Round tripping is interesting for a number of reasons. Apple have only been able to quickly introduce a new feature like this into the market as they control both the client software on the computer, and the portable playback device, iPod, and can make the required changes to both. It will be interesting to see if Apple declare an open standard on this, to enable other playback devices to take advantage of this feature. We suspect they’ll be keeping this to themselves, at least for the while.

While Round tripping is nifty when listening to books, it becomes potentially far more interesting when it is applied to music, consumer electronic equipment and wireless connections – giving a listener the ability to have a “Continuous Music Experience” as they move from work, to the car and to home.

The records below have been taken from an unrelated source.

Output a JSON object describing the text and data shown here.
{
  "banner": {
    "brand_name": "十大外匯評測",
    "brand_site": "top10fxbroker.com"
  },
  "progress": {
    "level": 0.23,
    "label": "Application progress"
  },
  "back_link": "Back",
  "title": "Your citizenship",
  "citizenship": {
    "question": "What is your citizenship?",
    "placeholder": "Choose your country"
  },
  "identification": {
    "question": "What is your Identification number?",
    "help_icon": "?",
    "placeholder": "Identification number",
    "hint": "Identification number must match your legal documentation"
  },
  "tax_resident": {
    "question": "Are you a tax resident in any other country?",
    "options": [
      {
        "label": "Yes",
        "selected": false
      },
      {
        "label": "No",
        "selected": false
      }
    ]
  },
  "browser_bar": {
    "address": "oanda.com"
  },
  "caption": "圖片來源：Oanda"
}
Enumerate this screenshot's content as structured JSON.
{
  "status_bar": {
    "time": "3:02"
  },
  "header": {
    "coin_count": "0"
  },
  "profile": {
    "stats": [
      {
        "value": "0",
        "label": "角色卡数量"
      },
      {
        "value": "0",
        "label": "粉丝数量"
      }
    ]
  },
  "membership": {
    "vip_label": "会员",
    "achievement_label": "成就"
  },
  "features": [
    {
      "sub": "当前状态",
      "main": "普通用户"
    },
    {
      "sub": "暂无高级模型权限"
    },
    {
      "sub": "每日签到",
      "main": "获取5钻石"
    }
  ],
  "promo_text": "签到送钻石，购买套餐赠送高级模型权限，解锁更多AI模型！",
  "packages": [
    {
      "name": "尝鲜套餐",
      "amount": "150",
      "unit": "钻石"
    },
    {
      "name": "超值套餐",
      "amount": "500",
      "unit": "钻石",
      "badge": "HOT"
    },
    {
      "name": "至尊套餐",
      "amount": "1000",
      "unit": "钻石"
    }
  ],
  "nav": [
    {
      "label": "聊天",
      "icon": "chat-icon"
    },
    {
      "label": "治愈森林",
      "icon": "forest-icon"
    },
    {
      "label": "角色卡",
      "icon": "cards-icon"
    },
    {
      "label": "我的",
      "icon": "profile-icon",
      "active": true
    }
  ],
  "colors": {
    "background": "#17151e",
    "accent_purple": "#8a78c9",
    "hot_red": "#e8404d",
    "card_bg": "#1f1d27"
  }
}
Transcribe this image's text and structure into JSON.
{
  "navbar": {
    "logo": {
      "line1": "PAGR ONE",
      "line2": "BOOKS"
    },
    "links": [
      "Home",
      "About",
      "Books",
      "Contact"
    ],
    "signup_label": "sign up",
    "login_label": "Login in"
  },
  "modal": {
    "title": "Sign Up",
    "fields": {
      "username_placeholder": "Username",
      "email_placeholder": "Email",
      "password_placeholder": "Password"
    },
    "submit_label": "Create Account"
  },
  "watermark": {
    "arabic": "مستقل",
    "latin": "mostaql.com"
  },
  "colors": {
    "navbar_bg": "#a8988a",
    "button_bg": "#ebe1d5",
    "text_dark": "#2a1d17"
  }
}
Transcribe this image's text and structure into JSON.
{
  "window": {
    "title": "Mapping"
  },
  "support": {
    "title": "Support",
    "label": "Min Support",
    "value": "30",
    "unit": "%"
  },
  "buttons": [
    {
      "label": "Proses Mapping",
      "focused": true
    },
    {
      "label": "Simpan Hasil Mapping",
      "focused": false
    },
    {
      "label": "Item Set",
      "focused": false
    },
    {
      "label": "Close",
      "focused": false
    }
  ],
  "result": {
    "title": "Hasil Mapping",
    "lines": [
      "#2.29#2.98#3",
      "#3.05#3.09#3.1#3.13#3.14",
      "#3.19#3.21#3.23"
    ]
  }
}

Enabling the “giving” of digital music
To enable children who do not have their own credit card to use the service, there is a patent-pending online “Allowance” feature which allows parents to automatically deposit funds into their children’s accounts – very smart.

People will also be able to give someone a gift certificate to spend in the online store. By signing on to their iTunes account, they can gift between $10-$200 to a person, who might not even currently have an iTunes account. The recipient receives an email telling them of the present and by clicking on a link, can start to use it to access content.

Digital Lifestyles:Apple Adds Windows Support to iTunes

Apple iTunes

New LGE Mobile Phone Includes 1.1 Mega Pixel Camera

LG Electronics have unveiled their latest mobile phone, incorporating a PDA and 1.1 mega pixel camera which can record one hour of video.

The handsets (LG-SC8000, LG-KC8000), which incorporates the ability to record one hour of video, and edit photos, runs on Windows Pocket PC 2003 and has 192MHz of memory. It features a slide-down keyboard, helping to keep its size down, while maintaining a large screen size, 2.8 inch TFT LCD capable of displaying 262,000 colours. They plan to release it in Korea at the end of the year.

We feel this looks and sounds like a significant step forward in integrated mobile device design and can’t wait to get our hand on one.

LG Electronics